OBT is most fortunate to have superb dancers in the cast – the ever delightful queen of turns, Yuka Iino as the Firebird, Ivan danced by relative-newcomer Brett Bauer, Kathi Martuza as the head princess who falls for Ivan, and as the evil Kaschei, the amazing Chauncey Parsons, who with his hair gelled up and back and long, long fingernails, looked like a character out of a contemporary Twilight movie.
Closing was a reiteration from OBT’s 2009 premiere of ‘The Rite of Spring,” with choreography by Artistic Director Christopher Stowell, with assistance from Anne Mueller. Playing the original duo-piano version were Carol Rich and Susan Dewitt Smith.
I find it interesting that while the creative team’s stated intent was to not follow the original scenario, ending with peasant villagers sacrificing a virgin [who dances to death] to appease winter and bring forth spring, the various scenes ended up in the aggregate doing just that, except for a depiction of someone dancing herself to death. In this case, the ever-wonderful and dramatically intense Anne Mueller quickly and sharply lunges at the audience. Blackout. I loved it.
A large cast, along the way it pretty much uses the entire company as groups move on and off, as do the set pieces of the stage decor and dressing. Notable in featured roles were Mueller, Lucas Threefoot, Grace Shibley and Artur Sultanov, who has moved into the category of guest artist, and so good to see again.
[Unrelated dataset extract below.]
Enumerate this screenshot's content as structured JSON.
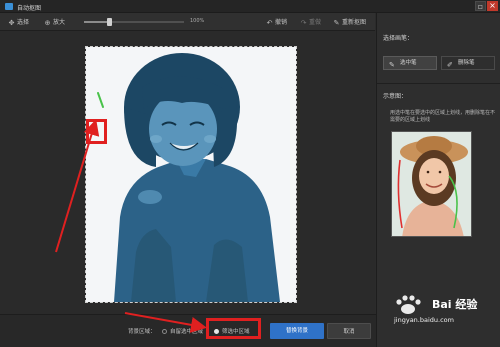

At Oregon Ballet Theatre, the Russians indeed have arrived via this popular and lively program that was a mix of story ballet, the abstract and experimental, and the primal that had us talking at intervals, at dinner, and for days following.